Task to complete -> Output the full listing below exactly as it reads, and skip anything that is a picture.

### Recorded data

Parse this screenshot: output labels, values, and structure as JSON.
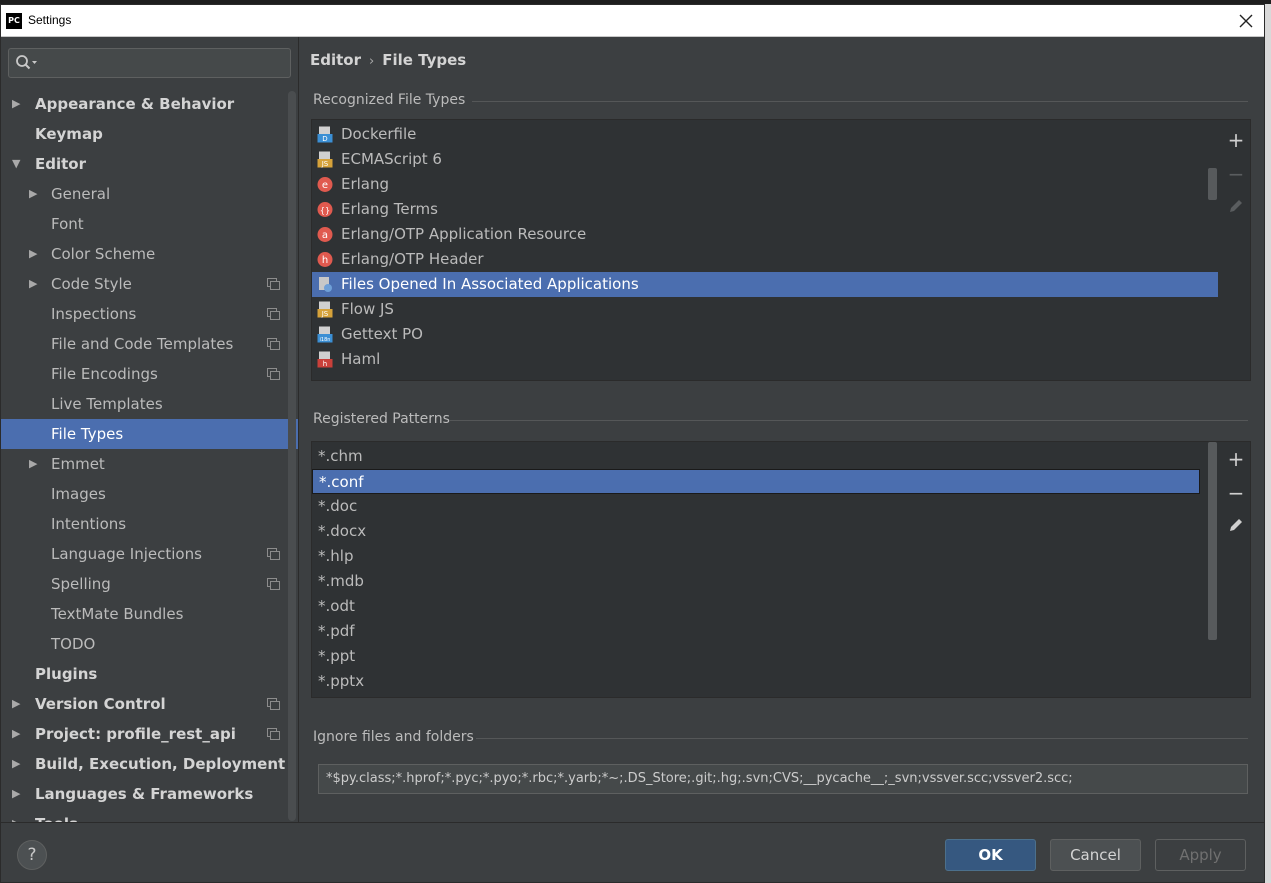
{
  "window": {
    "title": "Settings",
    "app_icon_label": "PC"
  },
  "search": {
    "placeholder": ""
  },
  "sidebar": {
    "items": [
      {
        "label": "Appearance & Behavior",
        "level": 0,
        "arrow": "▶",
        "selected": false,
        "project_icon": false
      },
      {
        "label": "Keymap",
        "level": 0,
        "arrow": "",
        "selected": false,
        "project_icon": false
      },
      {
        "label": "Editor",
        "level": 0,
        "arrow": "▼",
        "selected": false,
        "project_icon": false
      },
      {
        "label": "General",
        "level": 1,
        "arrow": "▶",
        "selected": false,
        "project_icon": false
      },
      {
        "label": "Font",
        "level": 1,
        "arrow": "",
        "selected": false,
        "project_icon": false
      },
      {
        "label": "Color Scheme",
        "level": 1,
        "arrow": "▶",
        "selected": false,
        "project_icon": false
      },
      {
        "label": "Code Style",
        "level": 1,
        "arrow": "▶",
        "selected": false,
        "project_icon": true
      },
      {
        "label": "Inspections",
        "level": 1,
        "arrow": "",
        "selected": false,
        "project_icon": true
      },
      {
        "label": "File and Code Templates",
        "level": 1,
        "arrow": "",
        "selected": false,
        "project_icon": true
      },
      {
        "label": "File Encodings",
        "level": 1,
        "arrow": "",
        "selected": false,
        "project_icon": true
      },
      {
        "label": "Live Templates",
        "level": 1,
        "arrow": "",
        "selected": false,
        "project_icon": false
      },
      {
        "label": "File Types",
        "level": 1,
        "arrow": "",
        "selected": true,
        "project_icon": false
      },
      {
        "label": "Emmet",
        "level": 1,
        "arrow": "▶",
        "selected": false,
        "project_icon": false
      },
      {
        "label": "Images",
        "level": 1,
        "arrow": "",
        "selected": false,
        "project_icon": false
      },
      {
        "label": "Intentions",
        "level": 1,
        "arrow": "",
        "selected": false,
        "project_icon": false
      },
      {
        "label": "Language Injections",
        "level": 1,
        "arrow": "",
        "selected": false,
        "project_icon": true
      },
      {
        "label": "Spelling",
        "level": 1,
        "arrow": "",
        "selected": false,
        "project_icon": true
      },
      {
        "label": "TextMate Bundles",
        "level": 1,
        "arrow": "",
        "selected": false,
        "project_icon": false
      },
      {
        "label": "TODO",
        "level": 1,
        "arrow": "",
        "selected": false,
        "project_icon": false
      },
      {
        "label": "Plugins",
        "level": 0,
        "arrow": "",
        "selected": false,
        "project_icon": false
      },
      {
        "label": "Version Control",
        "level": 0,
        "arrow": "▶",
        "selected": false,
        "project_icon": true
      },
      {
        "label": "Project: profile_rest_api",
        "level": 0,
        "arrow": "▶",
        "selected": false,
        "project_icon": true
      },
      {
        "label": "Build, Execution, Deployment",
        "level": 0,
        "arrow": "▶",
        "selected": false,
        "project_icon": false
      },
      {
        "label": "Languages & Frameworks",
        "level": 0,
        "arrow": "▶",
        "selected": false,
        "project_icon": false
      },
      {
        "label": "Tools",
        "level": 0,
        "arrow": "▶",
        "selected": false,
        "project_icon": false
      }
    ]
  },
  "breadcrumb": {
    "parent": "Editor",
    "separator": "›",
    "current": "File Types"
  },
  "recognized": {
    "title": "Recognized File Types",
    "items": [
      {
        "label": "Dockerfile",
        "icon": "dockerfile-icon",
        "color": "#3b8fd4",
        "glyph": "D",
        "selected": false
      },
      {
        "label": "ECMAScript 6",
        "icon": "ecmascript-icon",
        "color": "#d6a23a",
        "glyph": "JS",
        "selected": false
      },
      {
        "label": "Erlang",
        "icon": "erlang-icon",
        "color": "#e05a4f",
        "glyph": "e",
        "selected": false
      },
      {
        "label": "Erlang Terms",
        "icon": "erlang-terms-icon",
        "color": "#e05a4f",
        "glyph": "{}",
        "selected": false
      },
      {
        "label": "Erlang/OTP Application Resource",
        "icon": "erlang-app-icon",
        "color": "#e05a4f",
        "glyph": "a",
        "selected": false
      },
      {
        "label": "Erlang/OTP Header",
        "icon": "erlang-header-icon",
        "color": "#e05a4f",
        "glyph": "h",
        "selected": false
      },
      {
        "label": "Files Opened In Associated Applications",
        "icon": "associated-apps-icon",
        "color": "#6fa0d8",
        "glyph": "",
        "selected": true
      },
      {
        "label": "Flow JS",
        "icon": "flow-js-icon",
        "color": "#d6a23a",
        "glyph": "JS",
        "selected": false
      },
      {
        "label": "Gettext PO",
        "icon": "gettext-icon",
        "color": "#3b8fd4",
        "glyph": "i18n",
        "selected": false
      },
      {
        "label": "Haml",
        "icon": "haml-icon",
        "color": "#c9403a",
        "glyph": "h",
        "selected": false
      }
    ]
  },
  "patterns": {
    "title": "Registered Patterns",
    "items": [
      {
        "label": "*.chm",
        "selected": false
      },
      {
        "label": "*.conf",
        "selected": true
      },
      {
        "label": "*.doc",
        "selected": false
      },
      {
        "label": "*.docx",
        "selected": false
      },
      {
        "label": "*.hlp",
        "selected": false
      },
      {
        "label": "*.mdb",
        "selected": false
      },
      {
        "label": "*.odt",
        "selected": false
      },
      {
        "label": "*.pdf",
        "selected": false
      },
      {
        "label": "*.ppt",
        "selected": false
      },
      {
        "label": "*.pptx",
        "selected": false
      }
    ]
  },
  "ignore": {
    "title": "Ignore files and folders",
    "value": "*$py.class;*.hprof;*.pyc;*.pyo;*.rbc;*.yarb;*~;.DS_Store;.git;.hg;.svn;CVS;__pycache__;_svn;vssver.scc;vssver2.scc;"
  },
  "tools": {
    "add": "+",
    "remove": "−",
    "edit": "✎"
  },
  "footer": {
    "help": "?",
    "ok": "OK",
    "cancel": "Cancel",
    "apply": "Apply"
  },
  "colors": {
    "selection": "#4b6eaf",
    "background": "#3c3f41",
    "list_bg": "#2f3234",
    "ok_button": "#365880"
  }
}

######

Output ->
Parse this screenshot: output labels, values, and structure as JSON.
{
  "window": {
    "title": "Settings",
    "app_icon_label": "PC"
  },
  "search": {
    "placeholder": ""
  },
  "sidebar": {
    "items": [
      {
        "label": "Appearance & Behavior",
        "level": 0,
        "arrow": "▶",
        "selected": false,
        "project_icon": false
      },
      {
        "label": "Keymap",
        "level": 0,
        "arrow": "",
        "selected": false,
        "project_icon": false
      },
      {
        "label": "Editor",
        "level": 0,
        "arrow": "▼",
        "selected": false,
        "project_icon": false
      },
      {
        "label": "General",
        "level": 1,
        "arrow": "▶",
        "selected": false,
        "project_icon": false
      },
      {
        "label": "Font",
        "level": 1,
        "arrow": "",
        "selected": false,
        "project_icon": false
      },
      {
        "label": "Color Scheme",
        "level": 1,
        "arrow": "▶",
        "selected": false,
        "project_icon": false
      },
      {
        "label": "Code Style",
        "level": 1,
        "arrow": "▶",
        "selected": false,
        "project_icon": true
      },
      {
        "label": "Inspections",
        "level": 1,
        "arrow": "",
        "selected": false,
        "project_icon": true
      },
      {
        "label": "File and Code Templates",
        "level": 1,
        "arrow": "",
        "selected": false,
        "project_icon": true
      },
      {
        "label": "File Encodings",
        "level": 1,
        "arrow": "",
        "selected": false,
        "project_icon": true
      },
      {
        "label": "Live Templates",
        "level": 1,
        "arrow": "",
        "selected": false,
        "project_icon": false
      },
      {
        "label": "File Types",
        "level": 1,
        "arrow": "",
        "selected": true,
        "project_icon": false
      },
      {
        "label": "Emmet",
        "level": 1,
        "arrow": "▶",
        "selected": false,
        "project_icon": false
      },
      {
        "label": "Images",
        "level": 1,
        "arrow": "",
        "selected": false,
        "project_icon": false
      },
      {
        "label": "Intentions",
        "level": 1,
        "arrow": "",
        "selected": false,
        "project_icon": false
      },
      {
        "label": "Language Injections",
        "level": 1,
        "arrow": "",
        "selected": false,
        "project_icon": true
      },
      {
        "label": "Spelling",
        "level": 1,
        "arrow": "",
        "selected": false,
        "project_icon": true
      },
      {
        "label": "TextMate Bundles",
        "level": 1,
        "arrow": "",
        "selected": false,
        "project_icon": false
      },
      {
        "label": "TODO",
        "level": 1,
        "arrow": "",
        "selected": false,
        "project_icon": false
      },
      {
        "label": "Plugins",
        "level": 0,
        "arrow": "",
        "selected": false,
        "project_icon": false
      },
      {
        "label": "Version Control",
        "level": 0,
        "arrow": "▶",
        "selected": false,
        "project_icon": true
      },
      {
        "label": "Project: profile_rest_api",
        "level": 0,
        "arrow": "▶",
        "selected": false,
        "project_icon": true
      },
      {
        "label": "Build, Execution, Deployment",
        "level": 0,
        "arrow": "▶",
        "selected": false,
        "project_icon": false
      },
      {
        "label": "Languages & Frameworks",
        "level": 0,
        "arrow": "▶",
        "selected": false,
        "project_icon": false
      },
      {
        "label": "Tools",
        "level": 0,
        "arrow": "▶",
        "selected": false,
        "project_icon": false
      }
    ]
  },
  "breadcrumb": {
    "parent": "Editor",
    "separator": "›",
    "current": "File Types"
  },
  "recognized": {
    "title": "Recognized File Types",
    "items": [
      {
        "label": "Dockerfile",
        "icon": "dockerfile-icon",
        "color": "#3b8fd4",
        "glyph": "D",
        "selected": false
      },
      {
        "label": "ECMAScript 6",
        "icon": "ecmascript-icon",
        "color": "#d6a23a",
        "glyph": "JS",
        "selected": false
      },
      {
        "label": "Erlang",
        "icon": "erlang-icon",
        "color": "#e05a4f",
        "glyph": "e",
        "selected": false
      },
      {
        "label": "Erlang Terms",
        "icon": "erlang-terms-icon",
        "color": "#e05a4f",
        "glyph": "{}",
        "selected": false
      },
      {
        "label": "Erlang/OTP Application Resource",
        "icon": "erlang-app-icon",
        "color": "#e05a4f",
        "glyph": "a",
        "selected": false
      },
      {
        "label": "Erlang/OTP Header",
        "icon": "erlang-header-icon",
        "color": "#e05a4f",
        "glyph": "h",
        "selected": false
      },
      {
        "label": "Files Opened In Associated Applications",
        "icon": "associated-apps-icon",
        "color": "#6fa0d8",
        "glyph": "",
        "selected": true
      },
      {
        "label": "Flow JS",
        "icon": "flow-js-icon",
        "color": "#d6a23a",
        "glyph": "JS",
        "selected": false
      },
      {
        "label": "Gettext PO",
        "icon": "gettext-icon",
        "color": "#3b8fd4",
        "glyph": "i18n",
        "selected": false
      },
      {
        "label": "Haml",
        "icon": "haml-icon",
        "color": "#c9403a",
        "glyph": "h",
        "selected": false
      }
    ]
  },
  "patterns": {
    "title": "Registered Patterns",
    "items": [
      {
        "label": "*.chm",
        "selected": false
      },
      {
        "label": "*.conf",
        "selected": true
      },
      {
        "label": "*.doc",
        "selected": false
      },
      {
        "label": "*.docx",
        "selected": false
      },
      {
        "label": "*.hlp",
        "selected": false
      },
      {
        "label": "*.mdb",
        "selected": false
      },
      {
        "label": "*.odt",
        "selected": false
      },
      {
        "label": "*.pdf",
        "selected": false
      },
      {
        "label": "*.ppt",
        "selected": false
      },
      {
        "label": "*.pptx",
        "selected": false
      }
    ]
  },
  "ignore": {
    "title": "Ignore files and folders",
    "value": "*$py.class;*.hprof;*.pyc;*.pyo;*.rbc;*.yarb;*~;.DS_Store;.git;.hg;.svn;CVS;__pycache__;_svn;vssver.scc;vssver2.scc;"
  },
  "tools": {
    "add": "+",
    "remove": "−",
    "edit": "✎"
  },
  "footer": {
    "help": "?",
    "ok": "OK",
    "cancel": "Cancel",
    "apply": "Apply"
  },
  "colors": {
    "selection": "#4b6eaf",
    "background": "#3c3f41",
    "list_bg": "#2f3234",
    "ok_button": "#365880"
  }
}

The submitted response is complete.